FINAL EFFECT

“A combination of higher prices and higher mortgage rates has clearly changed the dynamics in the housing market,” said Lawrence Yun, NAR’s chief economist. “Even those willing to buy are simply priced out.”

Although home sales have slowed back to the pace of 2019, the market remains surprisingly buoyant. The number of days a property is on the market before a deal is closed is the fastest ever at 14 days. (A year ago it was 17 days, and a more typical market saw properties on the market for almost 30 days.)

“Maybe the buyers are trying to take advantage of a lower fixed rate… They want to sign the contract and close the deal quickly,” Yun said.

But sellers should take note: This buoyant period in the market is unlikely to last, Yun said.

Macau’s casinos are bleeding cash under China’s strict Covid-19 lockdown orders. The former Portuguese colony-turned-gaming Mecca was already paralyzed by the drop in travel during the pandemic, and now analysts are predicting things are about to get even worse. Gross revenue from gambling is expected to fall by 98% this month compared to July 2019 – and that’s assuming casinos reopen next week.

Temperatures are scorching across Europe, but officials are already planning what could be a long, painful winter.

Here’s the deal: The European Union unveiled its emergency gas rationing plan on Wednesday, asking its 27 member states to cut gas demand by 15% and urge manufacturers to use alternative energy sources.

This is the moment of rationing that many Europeans feared would be when Russia invaded Ukraine in February.

Why now?
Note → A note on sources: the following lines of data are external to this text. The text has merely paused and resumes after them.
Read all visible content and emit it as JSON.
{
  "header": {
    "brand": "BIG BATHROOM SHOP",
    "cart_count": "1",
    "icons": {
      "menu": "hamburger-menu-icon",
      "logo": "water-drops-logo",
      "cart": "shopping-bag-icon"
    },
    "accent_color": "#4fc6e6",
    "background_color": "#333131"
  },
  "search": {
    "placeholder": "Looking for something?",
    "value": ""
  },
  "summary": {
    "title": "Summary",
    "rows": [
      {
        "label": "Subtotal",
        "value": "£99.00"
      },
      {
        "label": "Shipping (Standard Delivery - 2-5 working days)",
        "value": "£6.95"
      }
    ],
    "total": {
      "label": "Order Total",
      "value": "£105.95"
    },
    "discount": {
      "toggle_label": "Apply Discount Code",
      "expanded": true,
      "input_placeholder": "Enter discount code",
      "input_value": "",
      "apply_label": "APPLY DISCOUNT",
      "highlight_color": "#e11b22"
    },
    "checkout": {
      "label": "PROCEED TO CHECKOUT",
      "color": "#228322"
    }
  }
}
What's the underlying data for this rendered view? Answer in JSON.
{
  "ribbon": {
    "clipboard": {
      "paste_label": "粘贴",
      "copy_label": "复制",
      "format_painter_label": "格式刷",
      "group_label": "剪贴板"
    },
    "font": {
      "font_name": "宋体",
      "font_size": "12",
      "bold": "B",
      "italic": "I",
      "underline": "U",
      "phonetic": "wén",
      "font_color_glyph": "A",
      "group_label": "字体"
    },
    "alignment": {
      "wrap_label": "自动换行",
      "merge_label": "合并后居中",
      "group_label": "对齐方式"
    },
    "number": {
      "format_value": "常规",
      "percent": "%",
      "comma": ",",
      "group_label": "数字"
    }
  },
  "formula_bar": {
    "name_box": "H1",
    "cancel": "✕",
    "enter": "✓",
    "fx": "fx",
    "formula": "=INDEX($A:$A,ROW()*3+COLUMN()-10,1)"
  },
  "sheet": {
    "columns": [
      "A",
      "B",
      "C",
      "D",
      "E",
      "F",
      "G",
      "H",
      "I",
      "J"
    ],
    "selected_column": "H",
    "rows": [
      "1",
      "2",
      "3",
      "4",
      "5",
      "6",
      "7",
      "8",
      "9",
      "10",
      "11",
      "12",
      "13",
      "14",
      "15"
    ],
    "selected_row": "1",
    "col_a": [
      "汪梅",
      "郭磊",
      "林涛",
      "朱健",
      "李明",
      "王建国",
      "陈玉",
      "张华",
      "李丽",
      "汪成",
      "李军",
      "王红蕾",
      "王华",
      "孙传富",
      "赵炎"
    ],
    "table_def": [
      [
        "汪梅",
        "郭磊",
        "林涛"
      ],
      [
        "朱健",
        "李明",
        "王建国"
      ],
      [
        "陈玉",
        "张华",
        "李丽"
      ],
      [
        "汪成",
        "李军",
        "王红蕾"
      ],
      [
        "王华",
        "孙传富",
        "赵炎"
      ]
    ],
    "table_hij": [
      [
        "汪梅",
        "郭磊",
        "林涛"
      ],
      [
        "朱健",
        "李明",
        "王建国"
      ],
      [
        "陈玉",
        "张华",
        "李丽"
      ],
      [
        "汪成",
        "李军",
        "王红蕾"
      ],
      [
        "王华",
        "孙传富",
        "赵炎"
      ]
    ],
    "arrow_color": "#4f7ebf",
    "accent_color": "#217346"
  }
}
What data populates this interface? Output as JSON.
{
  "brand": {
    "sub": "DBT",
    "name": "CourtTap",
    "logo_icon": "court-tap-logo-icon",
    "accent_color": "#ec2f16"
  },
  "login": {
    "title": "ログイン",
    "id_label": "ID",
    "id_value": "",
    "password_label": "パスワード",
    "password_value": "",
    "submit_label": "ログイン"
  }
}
A key natural gas pipeline linking Russia with Germany has been shut down for routine maintenance over the past 10 days. And according to European officials, there’s a good chance the Russian state gas company will simply refuse to resume supplies tomorrow, when maintenance is due to be completed.

“Russia is blackmailing us. Russia uses energy as a weapon,” said EU Commission President Ursula von der Leyen.

This pipeline, dubbed Nord Stream 1, is a vital artery connecting Russia’s gas reserves to Europe via Germany. It supplies almost 40% of the block’s total pipeline imports from Russia, my colleague Anna Cooban writes.

Russia has already shown it is willing to arm its energy supply by cutting power to some countries because they refuse to pay their bills in rubles (which would violate European sanctions). And last month, Russia cut the pipeline’s flow by 60%, blaming Western sanctions.

President Vladimir Putin said this week that Russia will fulfill “all of its obligations” in supplying gas to Europe. But it’s Putin – no one knows what’s actually in store for him.

This uncertainty is a big part of the problem for Europe’s economy.

Look here:

  • Fears of power disruptions have pushed benchmark gas prices up about 85% since the invasion of Ukraine, according to the Intercontinental Exchange.
  • Prices rose 5% on Wednesday as the deadline for the pipeline to reopen drew near.
  • Like the United States and other developed countries, Europe is also struggling with rising inflation. And political upheavals. And climate change. And a noticeable shift towards economic recovery.
  • A European recession cannot be taken for granted. But “a sharp slump in growth is 100% certain,” my colleague Julia Horowitz writes.


BOTTOM LINE
E

Energy officials say Europe must find ways to save 12 billion cubic meters of gas – about 3% of its annual consumption – over the next 12 weeks to avert a disaster.

“It’s a big demand, but it doesn’t exaggerate the scale of what’s needed,” Fatih Birol, executive director of the International Energy Agency, said earlier this week.

“Relying solely on gas from non-Russian sources is categorically not enough – these supplies are simply not available in the quantities needed to replace missing supplies from Russia,” he added.

Enjoy a nightcap? Register and you’ll get all of this and some other fun stuff we’ve liked on the internet in your inbox every night. (OK, most nights – we believe in a four-day week here.)

Leave a Reply

Your email address will not be published.